The measure would indicate whether survivors of childhood and adolescent cancers have similar lifespans compared with individuals without a history of cancer-or no excess risk of early death, Yasui explained. "No excess risk means complete cure."


How the Model Works

The model from Yasui's group includes three categories of excess deaths:


1. Excess deaths within the first 5 years of diagnosis (the majority of these deaths are likely related to progressive disease or acute toxicity, the authors noted in the paper)


2. Excess deaths between 5 and 10 years of diagnosis (these deaths would likely represent a mixture of recurrence or progressive disease and deaths associated with treatment exposures)


3. Excess deaths 10 or more years from diagnosis (which would likely be a result of treatment exposures, according the authors)



The SEER cohort the researchers used to model this approach included 445,647 individuals under age 20, who had been diagnosed with cancer between 1975 and 2016. The overall excess number of deaths was 126,952. There were 101,674 excess deaths within 5 years of cancer diagnosis; 10,999 excess deaths between 5 and 9.9 years after cancer diagnosis; and 14,279 excess deaths 10 or more years after cancer diagnosis.


Looking at trends year over year for these rates, the data showed:


* annual excess deaths within 5 years of diagnosis steadily declined from 1985 to 2016;


* annual excess deaths between 5 and 9.9 years after cancer diagnosis declined only modestly from 1985 and 2016; and


* annual excess deaths at 10 or more years after diagnosis increased over time, nearly canceling the reduction of annual excess deaths in the first 5 years post-diagnosis.



The researchers also modeled what the data looked like by cancer type, for which the trends differed significantly by cancer type. The data overall shows that with the refinement and advancement of cancer therapy more patients survive, but they are at greater risk of late morbidity and premature mortality, the authors noted in the paper.

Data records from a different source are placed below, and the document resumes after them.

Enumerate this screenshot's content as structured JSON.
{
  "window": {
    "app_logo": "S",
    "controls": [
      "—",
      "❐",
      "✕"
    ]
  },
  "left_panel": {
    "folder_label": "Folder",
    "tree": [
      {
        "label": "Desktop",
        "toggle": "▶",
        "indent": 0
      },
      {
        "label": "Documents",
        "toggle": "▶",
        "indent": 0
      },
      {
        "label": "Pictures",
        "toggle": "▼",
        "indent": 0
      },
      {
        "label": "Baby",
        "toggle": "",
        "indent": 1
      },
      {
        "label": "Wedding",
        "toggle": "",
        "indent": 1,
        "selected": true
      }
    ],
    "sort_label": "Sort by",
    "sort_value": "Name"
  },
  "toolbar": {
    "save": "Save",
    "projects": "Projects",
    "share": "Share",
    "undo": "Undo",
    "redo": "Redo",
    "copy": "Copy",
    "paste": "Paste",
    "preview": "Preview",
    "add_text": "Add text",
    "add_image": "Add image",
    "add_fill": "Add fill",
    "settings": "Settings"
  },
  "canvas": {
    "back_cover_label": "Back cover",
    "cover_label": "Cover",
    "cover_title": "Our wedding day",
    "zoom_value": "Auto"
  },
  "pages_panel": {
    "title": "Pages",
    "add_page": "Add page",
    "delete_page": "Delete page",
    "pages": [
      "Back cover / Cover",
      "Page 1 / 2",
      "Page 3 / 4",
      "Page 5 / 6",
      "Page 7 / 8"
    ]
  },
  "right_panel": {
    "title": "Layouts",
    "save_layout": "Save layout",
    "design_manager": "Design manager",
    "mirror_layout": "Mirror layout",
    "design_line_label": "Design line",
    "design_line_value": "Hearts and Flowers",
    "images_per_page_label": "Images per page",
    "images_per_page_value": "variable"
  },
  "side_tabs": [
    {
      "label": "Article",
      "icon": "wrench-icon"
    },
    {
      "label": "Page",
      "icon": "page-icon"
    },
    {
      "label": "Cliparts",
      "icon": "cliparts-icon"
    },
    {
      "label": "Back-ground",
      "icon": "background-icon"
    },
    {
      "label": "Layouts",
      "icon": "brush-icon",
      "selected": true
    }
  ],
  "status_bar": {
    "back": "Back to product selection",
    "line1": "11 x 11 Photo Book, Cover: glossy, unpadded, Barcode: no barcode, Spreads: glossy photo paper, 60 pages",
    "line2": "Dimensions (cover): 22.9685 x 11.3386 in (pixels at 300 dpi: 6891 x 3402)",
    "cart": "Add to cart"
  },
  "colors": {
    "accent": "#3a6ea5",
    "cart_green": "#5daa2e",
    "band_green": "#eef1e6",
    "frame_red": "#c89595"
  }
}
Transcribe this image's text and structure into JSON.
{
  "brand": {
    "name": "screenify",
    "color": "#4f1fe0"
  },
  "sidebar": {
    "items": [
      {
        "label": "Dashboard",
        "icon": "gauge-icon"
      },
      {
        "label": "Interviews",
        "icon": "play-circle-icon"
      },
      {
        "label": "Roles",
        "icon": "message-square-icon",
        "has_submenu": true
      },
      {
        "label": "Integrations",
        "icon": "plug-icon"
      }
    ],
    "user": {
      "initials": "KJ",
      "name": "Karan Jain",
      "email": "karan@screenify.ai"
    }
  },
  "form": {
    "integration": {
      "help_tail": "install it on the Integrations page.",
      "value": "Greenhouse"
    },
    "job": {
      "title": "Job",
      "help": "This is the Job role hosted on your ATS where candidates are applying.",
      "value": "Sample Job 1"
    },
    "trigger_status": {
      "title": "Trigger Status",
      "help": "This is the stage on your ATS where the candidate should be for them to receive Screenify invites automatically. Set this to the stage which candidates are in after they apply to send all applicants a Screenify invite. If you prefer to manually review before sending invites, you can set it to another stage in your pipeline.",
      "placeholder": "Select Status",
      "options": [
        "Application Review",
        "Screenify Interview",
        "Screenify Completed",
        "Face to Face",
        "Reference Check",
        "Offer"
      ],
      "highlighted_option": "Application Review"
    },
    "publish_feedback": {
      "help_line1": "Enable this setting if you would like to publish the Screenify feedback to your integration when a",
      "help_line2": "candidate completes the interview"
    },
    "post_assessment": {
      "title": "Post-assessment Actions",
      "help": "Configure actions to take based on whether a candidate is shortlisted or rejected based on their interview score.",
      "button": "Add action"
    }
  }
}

Measure of Survivorship

This article is "timely and pertinent," said Christopher Weldon, MD, PhD, Associate in Critical Care Medicine in the Department of Anesthesiology, Critical Care and Pain Medicine, and Assistant in Surgery in the Department of Surgery at Boston Children's Hospital.


"Considering our results for survivors in pediatric cancer must be measured over 5 decades (plus) and not 5 years," he noted, "the time is nigh for suitable descriptors of not just survival, but 'survivorship.'"


The measure of annual excess deaths provides a more accurate measure of the "cost of cure," said Weldon, who is also Associate Professor of Surgery at Harvard Medical School. Considering the widespread use of new molecularly targeted therapies and immunotherapies in pediatric cancer, it is important to be able to measure and track long-term risks, too, he added.


"As evidenced by the overwhelming and impactful data put forth in the last 5 decades, we have become quite adept at obtaining cure in pediatric cancer patients. But at what cost? And more importantly, what measures do we have to monitor this cost as the pediatric patient ages?" Weldon said. "Far-reaching and intensive education is required for the entire medical community at large-not just oncologists."


It's usually not oncologists who are diagnosing and treating many of these long-term and late comorbidities that survivors of childhood and adolescent cancers experience decades later, Weldon noted.


It's also worth noting that measuring annual excess death rates should not be the only measure of success in managing survivors of childhood cancer. "It is also critical to assess the risks of long-term comorbidities/toxicities for individual survivors and prevent and manage these risks in our survivorship care," Yasui said.


He is part of a team conducting the Childhood Cancer Survivor Study with 32 institutions in North America, as well as the St. Jude Lifetime Cohort Study (both with the support of National Cancer Institute), to investigate these issues.


Additionally, the NCI and other researchers in the United States are working on the Childhood Cancer Data Initiative, which comprehensively collects data on childhood cancer and shares them among clinicians, patients, and researchers.


Sarah DiGiulio is a contributing writer.